**Task to carry out**
The job is to find each line in the entries holding the string "druid" and copy that line.

**Record set**
○ ○ ○ ○

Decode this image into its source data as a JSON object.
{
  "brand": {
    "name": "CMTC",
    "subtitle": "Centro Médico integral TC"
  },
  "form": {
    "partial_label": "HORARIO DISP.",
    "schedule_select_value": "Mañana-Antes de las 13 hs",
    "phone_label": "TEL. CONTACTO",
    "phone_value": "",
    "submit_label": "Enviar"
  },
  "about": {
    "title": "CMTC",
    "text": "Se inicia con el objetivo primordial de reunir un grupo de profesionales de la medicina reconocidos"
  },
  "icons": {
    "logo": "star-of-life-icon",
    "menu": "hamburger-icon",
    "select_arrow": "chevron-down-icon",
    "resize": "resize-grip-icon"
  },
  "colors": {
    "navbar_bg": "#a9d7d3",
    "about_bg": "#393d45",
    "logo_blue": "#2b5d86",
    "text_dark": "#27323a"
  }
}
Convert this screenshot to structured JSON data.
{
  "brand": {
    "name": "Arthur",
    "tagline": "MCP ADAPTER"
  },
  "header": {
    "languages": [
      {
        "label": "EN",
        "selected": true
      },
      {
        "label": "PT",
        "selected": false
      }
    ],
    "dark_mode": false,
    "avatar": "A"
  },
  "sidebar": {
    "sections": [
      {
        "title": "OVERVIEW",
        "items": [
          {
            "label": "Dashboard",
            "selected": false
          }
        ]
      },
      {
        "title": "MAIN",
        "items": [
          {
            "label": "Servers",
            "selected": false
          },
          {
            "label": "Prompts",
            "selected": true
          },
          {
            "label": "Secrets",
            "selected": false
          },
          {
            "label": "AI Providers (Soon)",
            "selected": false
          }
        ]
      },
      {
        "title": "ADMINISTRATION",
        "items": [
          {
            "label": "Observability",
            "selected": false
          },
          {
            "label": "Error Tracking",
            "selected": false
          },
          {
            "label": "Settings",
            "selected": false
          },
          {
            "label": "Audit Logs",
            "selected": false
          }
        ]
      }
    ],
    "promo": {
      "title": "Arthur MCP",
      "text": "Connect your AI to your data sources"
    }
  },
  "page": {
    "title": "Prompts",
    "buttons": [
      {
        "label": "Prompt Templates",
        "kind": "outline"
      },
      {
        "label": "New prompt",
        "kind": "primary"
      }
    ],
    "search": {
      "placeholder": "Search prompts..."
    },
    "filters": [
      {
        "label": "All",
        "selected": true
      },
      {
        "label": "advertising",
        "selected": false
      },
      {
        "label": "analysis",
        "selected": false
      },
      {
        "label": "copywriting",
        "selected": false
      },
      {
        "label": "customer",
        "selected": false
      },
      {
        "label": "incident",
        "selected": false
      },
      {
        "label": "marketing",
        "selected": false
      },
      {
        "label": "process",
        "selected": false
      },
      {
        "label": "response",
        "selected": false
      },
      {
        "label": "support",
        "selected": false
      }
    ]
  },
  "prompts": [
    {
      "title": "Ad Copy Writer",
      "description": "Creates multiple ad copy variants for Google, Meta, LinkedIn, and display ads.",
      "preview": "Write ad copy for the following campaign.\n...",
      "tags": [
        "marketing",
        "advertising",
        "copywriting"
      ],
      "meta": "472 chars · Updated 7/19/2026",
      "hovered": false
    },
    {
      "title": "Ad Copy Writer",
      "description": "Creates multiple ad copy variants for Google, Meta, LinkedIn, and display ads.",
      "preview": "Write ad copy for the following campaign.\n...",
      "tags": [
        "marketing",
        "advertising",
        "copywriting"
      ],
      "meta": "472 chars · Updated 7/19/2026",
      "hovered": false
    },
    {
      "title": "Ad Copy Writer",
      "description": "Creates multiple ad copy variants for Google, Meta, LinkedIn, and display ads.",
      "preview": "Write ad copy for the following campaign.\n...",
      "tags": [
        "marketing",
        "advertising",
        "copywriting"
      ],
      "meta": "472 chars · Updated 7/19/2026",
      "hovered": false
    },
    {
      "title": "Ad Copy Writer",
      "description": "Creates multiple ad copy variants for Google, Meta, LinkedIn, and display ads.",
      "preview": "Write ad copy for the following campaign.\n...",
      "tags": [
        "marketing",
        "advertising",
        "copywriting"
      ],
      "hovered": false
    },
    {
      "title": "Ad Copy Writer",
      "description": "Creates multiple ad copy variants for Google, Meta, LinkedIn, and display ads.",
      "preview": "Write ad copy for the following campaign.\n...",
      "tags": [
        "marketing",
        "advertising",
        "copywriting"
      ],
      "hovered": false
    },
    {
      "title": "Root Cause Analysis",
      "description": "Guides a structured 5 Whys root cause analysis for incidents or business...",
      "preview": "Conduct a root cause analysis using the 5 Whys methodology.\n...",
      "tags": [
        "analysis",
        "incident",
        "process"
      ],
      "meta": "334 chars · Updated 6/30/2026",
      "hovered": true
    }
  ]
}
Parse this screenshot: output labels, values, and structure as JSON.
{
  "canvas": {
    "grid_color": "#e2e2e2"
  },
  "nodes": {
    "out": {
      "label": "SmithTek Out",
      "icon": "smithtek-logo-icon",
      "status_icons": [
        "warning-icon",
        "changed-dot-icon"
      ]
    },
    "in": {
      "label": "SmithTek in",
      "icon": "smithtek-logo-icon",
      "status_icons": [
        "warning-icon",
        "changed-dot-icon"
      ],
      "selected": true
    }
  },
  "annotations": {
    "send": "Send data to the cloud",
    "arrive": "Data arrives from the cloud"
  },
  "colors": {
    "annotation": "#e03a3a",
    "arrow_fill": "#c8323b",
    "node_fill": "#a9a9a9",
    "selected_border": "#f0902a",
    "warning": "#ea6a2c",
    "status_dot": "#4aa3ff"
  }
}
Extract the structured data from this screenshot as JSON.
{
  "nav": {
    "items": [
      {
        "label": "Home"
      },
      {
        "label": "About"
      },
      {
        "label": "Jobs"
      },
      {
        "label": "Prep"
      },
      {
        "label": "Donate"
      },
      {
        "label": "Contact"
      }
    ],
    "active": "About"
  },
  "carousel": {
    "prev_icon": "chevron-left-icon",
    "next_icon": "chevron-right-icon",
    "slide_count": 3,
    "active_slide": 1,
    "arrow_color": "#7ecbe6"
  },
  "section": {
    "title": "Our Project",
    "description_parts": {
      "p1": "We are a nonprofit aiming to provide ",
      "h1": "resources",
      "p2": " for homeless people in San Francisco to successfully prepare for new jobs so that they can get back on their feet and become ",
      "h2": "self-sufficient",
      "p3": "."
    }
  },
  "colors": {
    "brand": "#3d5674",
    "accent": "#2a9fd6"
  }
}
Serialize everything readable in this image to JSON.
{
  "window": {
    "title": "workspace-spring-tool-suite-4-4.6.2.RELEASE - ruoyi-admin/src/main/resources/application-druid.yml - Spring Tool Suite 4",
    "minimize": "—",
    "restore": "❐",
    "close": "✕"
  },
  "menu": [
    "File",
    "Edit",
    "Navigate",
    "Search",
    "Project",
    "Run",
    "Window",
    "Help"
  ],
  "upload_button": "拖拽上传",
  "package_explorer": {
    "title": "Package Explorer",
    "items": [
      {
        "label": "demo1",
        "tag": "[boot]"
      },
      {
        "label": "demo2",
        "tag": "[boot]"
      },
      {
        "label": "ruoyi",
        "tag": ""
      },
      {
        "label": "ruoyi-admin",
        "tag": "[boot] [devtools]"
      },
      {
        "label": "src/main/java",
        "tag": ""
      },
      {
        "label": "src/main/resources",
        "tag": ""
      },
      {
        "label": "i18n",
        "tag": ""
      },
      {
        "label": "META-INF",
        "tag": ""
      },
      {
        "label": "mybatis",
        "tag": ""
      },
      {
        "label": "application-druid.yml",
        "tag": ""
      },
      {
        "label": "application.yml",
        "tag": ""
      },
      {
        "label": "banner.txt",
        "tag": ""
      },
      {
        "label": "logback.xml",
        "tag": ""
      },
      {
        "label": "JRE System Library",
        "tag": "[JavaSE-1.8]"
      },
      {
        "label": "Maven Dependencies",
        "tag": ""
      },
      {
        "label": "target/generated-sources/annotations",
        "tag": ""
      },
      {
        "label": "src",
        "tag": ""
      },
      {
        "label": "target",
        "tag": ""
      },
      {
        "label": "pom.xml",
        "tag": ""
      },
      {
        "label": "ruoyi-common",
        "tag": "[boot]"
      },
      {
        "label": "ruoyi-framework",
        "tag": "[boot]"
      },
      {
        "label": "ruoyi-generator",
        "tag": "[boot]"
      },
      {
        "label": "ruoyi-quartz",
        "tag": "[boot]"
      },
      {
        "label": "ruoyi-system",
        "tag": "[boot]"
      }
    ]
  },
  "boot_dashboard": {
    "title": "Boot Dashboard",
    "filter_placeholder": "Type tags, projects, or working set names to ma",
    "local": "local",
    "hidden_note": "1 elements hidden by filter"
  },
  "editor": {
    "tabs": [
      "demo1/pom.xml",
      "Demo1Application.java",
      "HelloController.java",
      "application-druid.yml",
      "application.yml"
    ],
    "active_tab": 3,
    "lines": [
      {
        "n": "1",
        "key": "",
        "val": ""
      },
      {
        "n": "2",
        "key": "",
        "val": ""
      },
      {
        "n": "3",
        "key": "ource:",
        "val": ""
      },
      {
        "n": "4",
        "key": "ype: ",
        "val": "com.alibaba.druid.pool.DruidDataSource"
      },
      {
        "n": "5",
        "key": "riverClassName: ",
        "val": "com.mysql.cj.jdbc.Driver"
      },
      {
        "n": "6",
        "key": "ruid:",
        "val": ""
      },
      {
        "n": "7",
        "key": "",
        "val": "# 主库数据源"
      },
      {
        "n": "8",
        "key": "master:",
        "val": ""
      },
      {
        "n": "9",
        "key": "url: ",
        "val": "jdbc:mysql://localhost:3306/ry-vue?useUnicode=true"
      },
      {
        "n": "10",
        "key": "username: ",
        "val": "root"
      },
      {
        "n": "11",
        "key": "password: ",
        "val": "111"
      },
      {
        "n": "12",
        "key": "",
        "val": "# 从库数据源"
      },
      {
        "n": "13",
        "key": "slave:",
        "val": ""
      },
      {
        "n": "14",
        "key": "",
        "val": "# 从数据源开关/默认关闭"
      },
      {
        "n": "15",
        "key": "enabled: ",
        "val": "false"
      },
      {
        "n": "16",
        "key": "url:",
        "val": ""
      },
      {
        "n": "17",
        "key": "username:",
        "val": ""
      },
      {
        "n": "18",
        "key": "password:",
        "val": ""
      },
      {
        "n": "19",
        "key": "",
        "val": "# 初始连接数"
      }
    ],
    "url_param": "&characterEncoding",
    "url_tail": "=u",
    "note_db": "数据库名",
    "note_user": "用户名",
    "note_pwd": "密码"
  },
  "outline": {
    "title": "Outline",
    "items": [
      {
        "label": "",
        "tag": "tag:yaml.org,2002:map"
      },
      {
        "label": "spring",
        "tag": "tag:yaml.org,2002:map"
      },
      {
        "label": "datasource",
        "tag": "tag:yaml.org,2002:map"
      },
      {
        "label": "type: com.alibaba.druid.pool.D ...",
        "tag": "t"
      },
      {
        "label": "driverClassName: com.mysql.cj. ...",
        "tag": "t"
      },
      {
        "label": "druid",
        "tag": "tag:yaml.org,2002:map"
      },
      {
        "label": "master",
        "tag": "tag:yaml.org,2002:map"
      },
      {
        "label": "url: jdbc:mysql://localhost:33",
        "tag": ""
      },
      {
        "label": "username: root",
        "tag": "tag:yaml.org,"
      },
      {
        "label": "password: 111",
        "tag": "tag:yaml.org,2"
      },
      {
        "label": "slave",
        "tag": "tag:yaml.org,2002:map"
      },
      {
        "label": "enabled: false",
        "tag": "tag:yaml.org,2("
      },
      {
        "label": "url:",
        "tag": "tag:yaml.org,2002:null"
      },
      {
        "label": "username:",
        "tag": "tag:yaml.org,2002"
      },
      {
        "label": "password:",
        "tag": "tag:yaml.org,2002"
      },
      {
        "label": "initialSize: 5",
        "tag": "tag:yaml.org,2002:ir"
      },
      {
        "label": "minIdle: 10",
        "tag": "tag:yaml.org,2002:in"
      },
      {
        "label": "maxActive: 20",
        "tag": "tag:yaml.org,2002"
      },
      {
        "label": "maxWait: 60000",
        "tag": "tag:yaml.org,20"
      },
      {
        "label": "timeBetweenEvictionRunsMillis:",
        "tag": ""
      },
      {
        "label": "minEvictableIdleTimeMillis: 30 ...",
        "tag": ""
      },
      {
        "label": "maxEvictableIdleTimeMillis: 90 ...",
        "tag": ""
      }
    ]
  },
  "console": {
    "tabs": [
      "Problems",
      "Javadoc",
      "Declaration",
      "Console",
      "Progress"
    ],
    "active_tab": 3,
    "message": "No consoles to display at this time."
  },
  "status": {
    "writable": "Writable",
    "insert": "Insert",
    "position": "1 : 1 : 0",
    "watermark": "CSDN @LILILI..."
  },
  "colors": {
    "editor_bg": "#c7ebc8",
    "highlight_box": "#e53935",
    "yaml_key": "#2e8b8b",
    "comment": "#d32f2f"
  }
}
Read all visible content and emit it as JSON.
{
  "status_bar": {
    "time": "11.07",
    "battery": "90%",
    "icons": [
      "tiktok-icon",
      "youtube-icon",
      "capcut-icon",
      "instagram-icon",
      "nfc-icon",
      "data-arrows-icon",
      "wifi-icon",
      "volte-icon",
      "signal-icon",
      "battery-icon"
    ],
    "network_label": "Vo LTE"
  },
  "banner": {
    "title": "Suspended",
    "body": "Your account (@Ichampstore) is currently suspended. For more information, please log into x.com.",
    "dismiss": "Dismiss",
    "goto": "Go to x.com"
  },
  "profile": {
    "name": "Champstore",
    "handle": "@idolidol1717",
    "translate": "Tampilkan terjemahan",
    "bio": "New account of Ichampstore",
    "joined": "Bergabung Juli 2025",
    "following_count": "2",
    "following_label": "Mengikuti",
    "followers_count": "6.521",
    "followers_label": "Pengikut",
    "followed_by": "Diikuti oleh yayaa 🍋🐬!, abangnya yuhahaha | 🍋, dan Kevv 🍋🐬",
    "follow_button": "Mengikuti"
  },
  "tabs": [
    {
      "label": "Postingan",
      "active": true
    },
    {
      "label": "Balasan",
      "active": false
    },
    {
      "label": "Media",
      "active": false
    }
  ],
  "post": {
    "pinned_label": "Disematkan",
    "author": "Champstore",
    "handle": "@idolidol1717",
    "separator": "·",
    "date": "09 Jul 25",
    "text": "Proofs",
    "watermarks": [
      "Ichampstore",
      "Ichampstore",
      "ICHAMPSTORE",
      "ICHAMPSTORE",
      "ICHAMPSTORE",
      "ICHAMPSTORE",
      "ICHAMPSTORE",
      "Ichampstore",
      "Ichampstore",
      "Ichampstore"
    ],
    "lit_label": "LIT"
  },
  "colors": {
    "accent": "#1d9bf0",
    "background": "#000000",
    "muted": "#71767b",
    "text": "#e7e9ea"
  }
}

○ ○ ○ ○

**Answer box**
    "title": "workspace-spring-tool-suite-4-4.6.2.RELEASE - ruoyi-admin/src/main/resources/application-druid.yml - Spring Tool Suite 4",
        "label": "application-druid.yml",
      "application-druid.yml",
        "val": "com.alibaba.druid.pool.DruidDataSource"
        "label": "type: com.alibaba.druid.pool.D ...",
        "label": "druid",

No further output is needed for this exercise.